Exercise materials:
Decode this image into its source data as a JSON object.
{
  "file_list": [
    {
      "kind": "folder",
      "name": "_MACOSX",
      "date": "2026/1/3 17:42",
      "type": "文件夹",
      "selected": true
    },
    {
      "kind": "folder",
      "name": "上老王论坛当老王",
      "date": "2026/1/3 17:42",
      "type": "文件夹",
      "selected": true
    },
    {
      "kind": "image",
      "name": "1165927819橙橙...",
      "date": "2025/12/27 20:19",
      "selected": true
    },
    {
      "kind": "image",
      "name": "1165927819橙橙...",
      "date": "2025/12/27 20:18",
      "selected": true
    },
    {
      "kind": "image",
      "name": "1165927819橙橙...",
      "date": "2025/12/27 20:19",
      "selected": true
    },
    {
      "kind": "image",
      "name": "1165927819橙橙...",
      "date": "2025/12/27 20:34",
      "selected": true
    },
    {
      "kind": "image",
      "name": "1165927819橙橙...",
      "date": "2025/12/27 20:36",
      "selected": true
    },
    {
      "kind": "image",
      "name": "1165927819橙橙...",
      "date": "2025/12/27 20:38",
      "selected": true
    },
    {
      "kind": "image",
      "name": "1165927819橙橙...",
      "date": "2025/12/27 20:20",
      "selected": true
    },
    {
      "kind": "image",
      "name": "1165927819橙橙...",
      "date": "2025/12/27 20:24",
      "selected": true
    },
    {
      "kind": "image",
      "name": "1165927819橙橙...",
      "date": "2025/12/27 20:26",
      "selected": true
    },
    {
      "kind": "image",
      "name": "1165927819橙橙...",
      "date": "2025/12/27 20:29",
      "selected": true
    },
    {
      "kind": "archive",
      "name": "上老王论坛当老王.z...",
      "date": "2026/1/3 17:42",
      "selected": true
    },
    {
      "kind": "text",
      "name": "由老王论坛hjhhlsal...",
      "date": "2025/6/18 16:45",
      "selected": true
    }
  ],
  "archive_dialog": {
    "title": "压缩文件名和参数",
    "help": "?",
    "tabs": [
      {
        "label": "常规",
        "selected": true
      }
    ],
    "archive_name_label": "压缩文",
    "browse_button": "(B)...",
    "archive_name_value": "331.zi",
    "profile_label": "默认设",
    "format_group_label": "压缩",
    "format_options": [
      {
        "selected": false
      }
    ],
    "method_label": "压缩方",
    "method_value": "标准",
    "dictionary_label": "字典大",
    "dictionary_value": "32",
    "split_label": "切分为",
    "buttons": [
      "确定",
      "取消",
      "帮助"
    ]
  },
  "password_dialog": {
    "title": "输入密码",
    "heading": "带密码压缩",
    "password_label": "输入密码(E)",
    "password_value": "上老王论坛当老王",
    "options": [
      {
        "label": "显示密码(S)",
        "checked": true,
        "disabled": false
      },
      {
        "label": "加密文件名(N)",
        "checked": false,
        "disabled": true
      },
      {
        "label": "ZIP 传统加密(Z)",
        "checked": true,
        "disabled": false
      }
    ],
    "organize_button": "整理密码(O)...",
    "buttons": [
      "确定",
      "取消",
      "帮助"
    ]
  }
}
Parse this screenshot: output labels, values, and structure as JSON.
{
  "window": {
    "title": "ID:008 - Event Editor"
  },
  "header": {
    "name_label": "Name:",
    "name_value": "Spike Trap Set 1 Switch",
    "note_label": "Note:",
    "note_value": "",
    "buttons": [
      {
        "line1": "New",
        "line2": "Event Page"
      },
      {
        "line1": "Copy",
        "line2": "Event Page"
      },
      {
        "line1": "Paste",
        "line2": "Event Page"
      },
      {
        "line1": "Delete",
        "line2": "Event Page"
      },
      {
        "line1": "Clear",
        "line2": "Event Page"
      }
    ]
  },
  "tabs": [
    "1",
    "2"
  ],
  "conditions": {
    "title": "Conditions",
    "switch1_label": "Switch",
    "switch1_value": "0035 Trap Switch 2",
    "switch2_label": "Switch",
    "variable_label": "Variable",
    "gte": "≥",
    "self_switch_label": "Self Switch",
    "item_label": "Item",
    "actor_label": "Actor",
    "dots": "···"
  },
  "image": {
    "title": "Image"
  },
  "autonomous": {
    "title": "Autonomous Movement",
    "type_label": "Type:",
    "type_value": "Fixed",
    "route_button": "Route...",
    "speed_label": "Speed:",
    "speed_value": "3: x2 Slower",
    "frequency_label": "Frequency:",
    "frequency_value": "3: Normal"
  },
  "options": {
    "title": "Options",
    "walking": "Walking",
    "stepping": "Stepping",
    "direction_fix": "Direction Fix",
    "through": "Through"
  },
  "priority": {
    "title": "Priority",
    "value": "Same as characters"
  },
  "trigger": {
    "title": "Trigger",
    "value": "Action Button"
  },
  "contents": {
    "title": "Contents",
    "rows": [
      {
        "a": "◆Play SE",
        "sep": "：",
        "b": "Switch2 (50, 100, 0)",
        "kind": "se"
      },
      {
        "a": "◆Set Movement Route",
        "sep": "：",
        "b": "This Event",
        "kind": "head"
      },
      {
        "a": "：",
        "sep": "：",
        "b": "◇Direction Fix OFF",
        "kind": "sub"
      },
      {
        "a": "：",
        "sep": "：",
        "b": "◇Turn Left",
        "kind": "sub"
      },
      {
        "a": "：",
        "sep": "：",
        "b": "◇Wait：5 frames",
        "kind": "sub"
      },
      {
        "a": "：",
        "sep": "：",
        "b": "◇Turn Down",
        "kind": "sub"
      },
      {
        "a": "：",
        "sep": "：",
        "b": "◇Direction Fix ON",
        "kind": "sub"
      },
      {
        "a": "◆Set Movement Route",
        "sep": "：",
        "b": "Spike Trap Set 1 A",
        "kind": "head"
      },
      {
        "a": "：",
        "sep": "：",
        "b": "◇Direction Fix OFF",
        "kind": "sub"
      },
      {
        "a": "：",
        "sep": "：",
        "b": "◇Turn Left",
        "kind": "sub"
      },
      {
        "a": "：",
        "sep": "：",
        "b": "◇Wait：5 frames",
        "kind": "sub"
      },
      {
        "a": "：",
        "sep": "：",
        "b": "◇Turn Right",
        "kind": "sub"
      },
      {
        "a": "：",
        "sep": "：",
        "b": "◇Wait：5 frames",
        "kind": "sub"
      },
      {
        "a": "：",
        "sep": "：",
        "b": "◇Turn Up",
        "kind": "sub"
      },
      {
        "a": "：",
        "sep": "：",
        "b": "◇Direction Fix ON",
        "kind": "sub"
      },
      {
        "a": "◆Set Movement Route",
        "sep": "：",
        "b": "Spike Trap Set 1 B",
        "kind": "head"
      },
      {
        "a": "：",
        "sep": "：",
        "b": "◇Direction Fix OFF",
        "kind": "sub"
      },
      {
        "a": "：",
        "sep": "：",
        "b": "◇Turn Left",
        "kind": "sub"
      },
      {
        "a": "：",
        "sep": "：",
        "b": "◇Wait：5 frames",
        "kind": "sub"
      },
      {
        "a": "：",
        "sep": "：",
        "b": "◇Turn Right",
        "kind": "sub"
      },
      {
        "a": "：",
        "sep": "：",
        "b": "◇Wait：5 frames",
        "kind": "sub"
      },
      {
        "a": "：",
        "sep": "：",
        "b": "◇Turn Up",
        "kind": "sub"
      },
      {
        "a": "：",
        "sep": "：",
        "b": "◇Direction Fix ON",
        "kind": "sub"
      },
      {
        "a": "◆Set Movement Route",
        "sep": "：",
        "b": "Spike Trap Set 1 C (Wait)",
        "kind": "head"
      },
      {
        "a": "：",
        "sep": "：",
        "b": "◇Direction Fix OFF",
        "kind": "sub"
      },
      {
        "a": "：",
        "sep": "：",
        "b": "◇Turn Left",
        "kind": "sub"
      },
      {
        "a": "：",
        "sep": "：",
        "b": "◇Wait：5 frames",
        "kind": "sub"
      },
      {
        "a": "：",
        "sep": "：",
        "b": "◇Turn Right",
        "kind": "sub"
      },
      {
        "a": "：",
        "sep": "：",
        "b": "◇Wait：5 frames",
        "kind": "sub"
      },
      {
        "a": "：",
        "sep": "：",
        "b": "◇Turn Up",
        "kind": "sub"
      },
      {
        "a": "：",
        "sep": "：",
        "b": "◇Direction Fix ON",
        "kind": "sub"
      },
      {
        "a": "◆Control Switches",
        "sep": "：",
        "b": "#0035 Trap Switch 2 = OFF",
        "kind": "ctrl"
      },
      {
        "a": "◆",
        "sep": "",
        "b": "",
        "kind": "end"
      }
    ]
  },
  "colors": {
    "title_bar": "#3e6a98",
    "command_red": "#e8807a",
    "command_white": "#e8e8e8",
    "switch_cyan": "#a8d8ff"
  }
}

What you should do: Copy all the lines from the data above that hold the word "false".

Response to this task:
        "selected": false
        "disabled": false
        "checked": false,
        "disabled": false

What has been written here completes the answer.